Task requirements.
All entries below are to be returned exactly, with pictures left out.

Record extracts.
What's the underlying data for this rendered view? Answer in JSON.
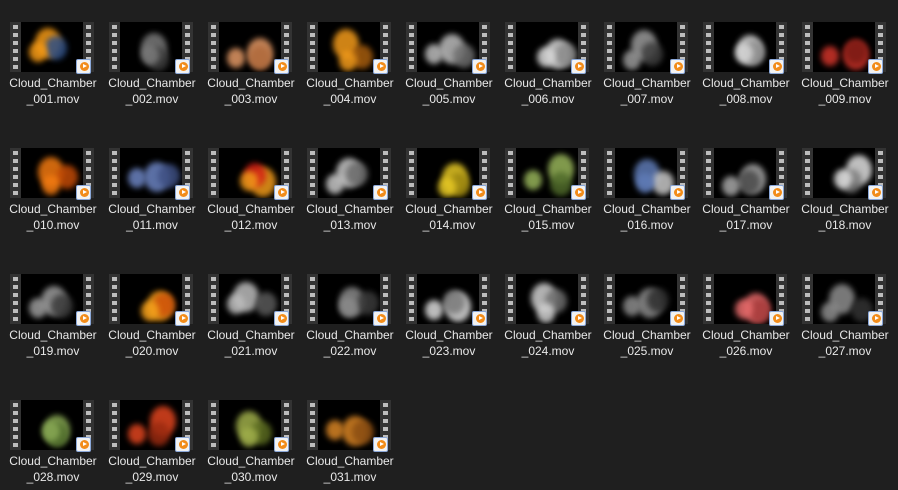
{
  "files": [
    {
      "name1": "Cloud_Chamber",
      "name2": "_001.mov",
      "c1": "#f59a16",
      "c2": "#2e4f86"
    },
    {
      "name1": "Cloud_Chamber",
      "name2": "_002.mov",
      "c1": "#7a7a7a",
      "c2": "#3c3c3c"
    },
    {
      "name1": "Cloud_Chamber",
      "name2": "_003.mov",
      "c1": "#e29865",
      "c2": "#b06a3c"
    },
    {
      "name1": "Cloud_Chamber",
      "name2": "_004.mov",
      "c1": "#f39b1b",
      "c2": "#a65d0e"
    },
    {
      "name1": "Cloud_Chamber",
      "name2": "_005.mov",
      "c1": "#bdbdbd",
      "c2": "#6d6d6d"
    },
    {
      "name1": "Cloud_Chamber",
      "name2": "_006.mov",
      "c1": "#d8d8d8",
      "c2": "#8a8a8a"
    },
    {
      "name1": "Cloud_Chamber",
      "name2": "_007.mov",
      "c1": "#9a9a9a",
      "c2": "#3e3e3e"
    },
    {
      "name1": "Cloud_Chamber",
      "name2": "_008.mov",
      "c1": "#d6d6d6",
      "c2": "#8c8c8c"
    },
    {
      "name1": "Cloud_Chamber",
      "name2": "_009.mov",
      "c1": "#d0342a",
      "c2": "#7a1a14"
    },
    {
      "name1": "Cloud_Chamber",
      "name2": "_010.mov",
      "c1": "#f27a11",
      "c2": "#c24a06"
    },
    {
      "name1": "Cloud_Chamber",
      "name2": "_011.mov",
      "c1": "#6c84c2",
      "c2": "#3e4f82"
    },
    {
      "name1": "Cloud_Chamber",
      "name2": "_012.mov",
      "c1": "#f09a1a",
      "c2": "#d42016"
    },
    {
      "name1": "Cloud_Chamber",
      "name2": "_013.mov",
      "c1": "#c8c8c8",
      "c2": "#6a6a6a"
    },
    {
      "name1": "Cloud_Chamber",
      "name2": "_014.mov",
      "c1": "#e6c825",
      "c2": "#9c8610"
    },
    {
      "name1": "Cloud_Chamber",
      "name2": "_015.mov",
      "c1": "#97b45a",
      "c2": "#4f6a2a"
    },
    {
      "name1": "Cloud_Chamber",
      "name2": "_016.mov",
      "c1": "#5f7bb6",
      "c2": "#c8c8c8"
    },
    {
      "name1": "Cloud_Chamber",
      "name2": "_017.mov",
      "c1": "#a8a8a8",
      "c2": "#4a4a4a"
    },
    {
      "name1": "Cloud_Chamber",
      "name2": "_018.mov",
      "c1": "#e0e0e0",
      "c2": "#7a7a7a"
    },
    {
      "name1": "Cloud_Chamber",
      "name2": "_019.mov",
      "c1": "#9c9c9c",
      "c2": "#3a3a3a"
    },
    {
      "name1": "Cloud_Chamber",
      "name2": "_020.mov",
      "c1": "#f5a11c",
      "c2": "#d0520a"
    },
    {
      "name1": "Cloud_Chamber",
      "name2": "_021.mov",
      "c1": "#bdbdbd",
      "c2": "#5a5a5a"
    },
    {
      "name1": "Cloud_Chamber",
      "name2": "_022.mov",
      "c1": "#8a8a8a",
      "c2": "#3a3a3a"
    },
    {
      "name1": "Cloud_Chamber",
      "name2": "_023.mov",
      "c1": "#dcdcdc",
      "c2": "#7a7a7a"
    },
    {
      "name1": "Cloud_Chamber",
      "name2": "_024.mov",
      "c1": "#d0d0d0",
      "c2": "#6e6e6e"
    },
    {
      "name1": "Cloud_Chamber",
      "name2": "_025.mov",
      "c1": "#8c8c8c",
      "c2": "#2e2e2e"
    },
    {
      "name1": "Cloud_Chamber",
      "name2": "_026.mov",
      "c1": "#e56a6a",
      "c2": "#a83c3c"
    },
    {
      "name1": "Cloud_Chamber",
      "name2": "_027.mov",
      "c1": "#8e8e8e",
      "c2": "#333333"
    },
    {
      "name1": "Cloud_Chamber",
      "name2": "_028.mov",
      "c1": "#89a955",
      "c2": "#4d6a2a"
    },
    {
      "name1": "Cloud_Chamber",
      "name2": "_029.mov",
      "c1": "#e0451f",
      "c2": "#9a2a10"
    },
    {
      "name1": "Cloud_Chamber",
      "name2": "_030.mov",
      "c1": "#9fae4a",
      "c2": "#5a6a20"
    },
    {
      "name1": "Cloud_Chamber",
      "name2": "_031.mov",
      "c1": "#d98525",
      "c2": "#8a4d12"
    }
  ]
}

Answer to the exercise.
What's the underlying data for this rendered view? Answer in JSON.
{
  "files": [
    {
      "name1": "Cloud_Chamber",
      "name2": "_001.mov",
      "c1": "#f59a16",
      "c2": "#2e4f86"
    },
    {
      "name1": "Cloud_Chamber",
      "name2": "_002.mov",
      "c1": "#7a7a7a",
      "c2": "#3c3c3c"
    },
    {
      "name1": "Cloud_Chamber",
      "name2": "_003.mov",
      "c1": "#e29865",
      "c2": "#b06a3c"
    },
    {
      "name1": "Cloud_Chamber",
      "name2": "_004.mov",
      "c1": "#f39b1b",
      "c2": "#a65d0e"
    },
    {
      "name1": "Cloud_Chamber",
      "name2": "_005.mov",
      "c1": "#bdbdbd",
      "c2": "#6d6d6d"
    },
    {
      "name1": "Cloud_Chamber",
      "name2": "_006.mov",
      "c1": "#d8d8d8",
      "c2": "#8a8a8a"
    },
    {
      "name1": "Cloud_Chamber",
      "name2": "_007.mov",
      "c1": "#9a9a9a",
      "c2": "#3e3e3e"
    },
    {
      "name1": "Cloud_Chamber",
      "name2": "_008.mov",
      "c1": "#d6d6d6",
      "c2": "#8c8c8c"
    },
    {
      "name1": "Cloud_Chamber",
      "name2": "_009.mov",
      "c1": "#d0342a",
      "c2": "#7a1a14"
    },
    {
      "name1": "Cloud_Chamber",
      "name2": "_010.mov",
      "c1": "#f27a11",
      "c2": "#c24a06"
    },
    {
      "name1": "Cloud_Chamber",
      "name2": "_011.mov",
      "c1": "#6c84c2",
      "c2": "#3e4f82"
    },
    {
      "name1": "Cloud_Chamber",
      "name2": "_012.mov",
      "c1": "#f09a1a",
      "c2": "#d42016"
    },
    {
      "name1": "Cloud_Chamber",
      "name2": "_013.mov",
      "c1": "#c8c8c8",
      "c2": "#6a6a6a"
    },
    {
      "name1": "Cloud_Chamber",
      "name2": "_014.mov",
      "c1": "#e6c825",
      "c2": "#9c8610"
    },
    {
      "name1": "Cloud_Chamber",
      "name2": "_015.mov",
      "c1": "#97b45a",
      "c2": "#4f6a2a"
    },
    {
      "name1": "Cloud_Chamber",
      "name2": "_016.mov",
      "c1": "#5f7bb6",
      "c2": "#c8c8c8"
    },
    {
      "name1": "Cloud_Chamber",
      "name2": "_017.mov",
      "c1": "#a8a8a8",
      "c2": "#4a4a4a"
    },
    {
      "name1": "Cloud_Chamber",
      "name2": "_018.mov",
      "c1": "#e0e0e0",
      "c2": "#7a7a7a"
    },
    {
      "name1": "Cloud_Chamber",
      "name2": "_019.mov",
      "c1": "#9c9c9c",
      "c2": "#3a3a3a"
    },
    {
      "name1": "Cloud_Chamber",
      "name2": "_020.mov",
      "c1": "#f5a11c",
      "c2": "#d0520a"
    },
    {
      "name1": "Cloud_Chamber",
      "name2": "_021.mov",
      "c1": "#bdbdbd",
      "c2": "#5a5a5a"
    },
    {
      "name1": "Cloud_Chamber",
      "name2": "_022.mov",
      "c1": "#8a8a8a",
      "c2": "#3a3a3a"
    },
    {
      "name1": "Cloud_Chamber",
      "name2": "_023.mov",
      "c1": "#dcdcdc",
      "c2": "#7a7a7a"
    },
    {
      "name1": "Cloud_Chamber",
      "name2": "_024.mov",
      "c1": "#d0d0d0",
      "c2": "#6e6e6e"
    },
    {
      "name1": "Cloud_Chamber",
      "name2": "_025.mov",
      "c1": "#8c8c8c",
      "c2": "#2e2e2e"
    },
    {
      "name1": "Cloud_Chamber",
      "name2": "_026.mov",
      "c1": "#e56a6a",
      "c2": "#a83c3c"
    },
    {
      "name1": "Cloud_Chamber",
      "name2": "_027.mov",
      "c1": "#8e8e8e",
      "c2": "#333333"
    },
    {
      "name1": "Cloud_Chamber",
      "name2": "_028.mov",
      "c1": "#89a955",
      "c2": "#4d6a2a"
    },
    {
      "name1": "Cloud_Chamber",
      "name2": "_029.mov",
      "c1": "#e0451f",
      "c2": "#9a2a10"
    },
    {
      "name1": "Cloud_Chamber",
      "name2": "_030.mov",
      "c1": "#9fae4a",
      "c2": "#5a6a20"
    },
    {
      "name1": "Cloud_Chamber",
      "name2": "_031.mov",
      "c1": "#d98525",
      "c2": "#8a4d12"
    }
  ]
}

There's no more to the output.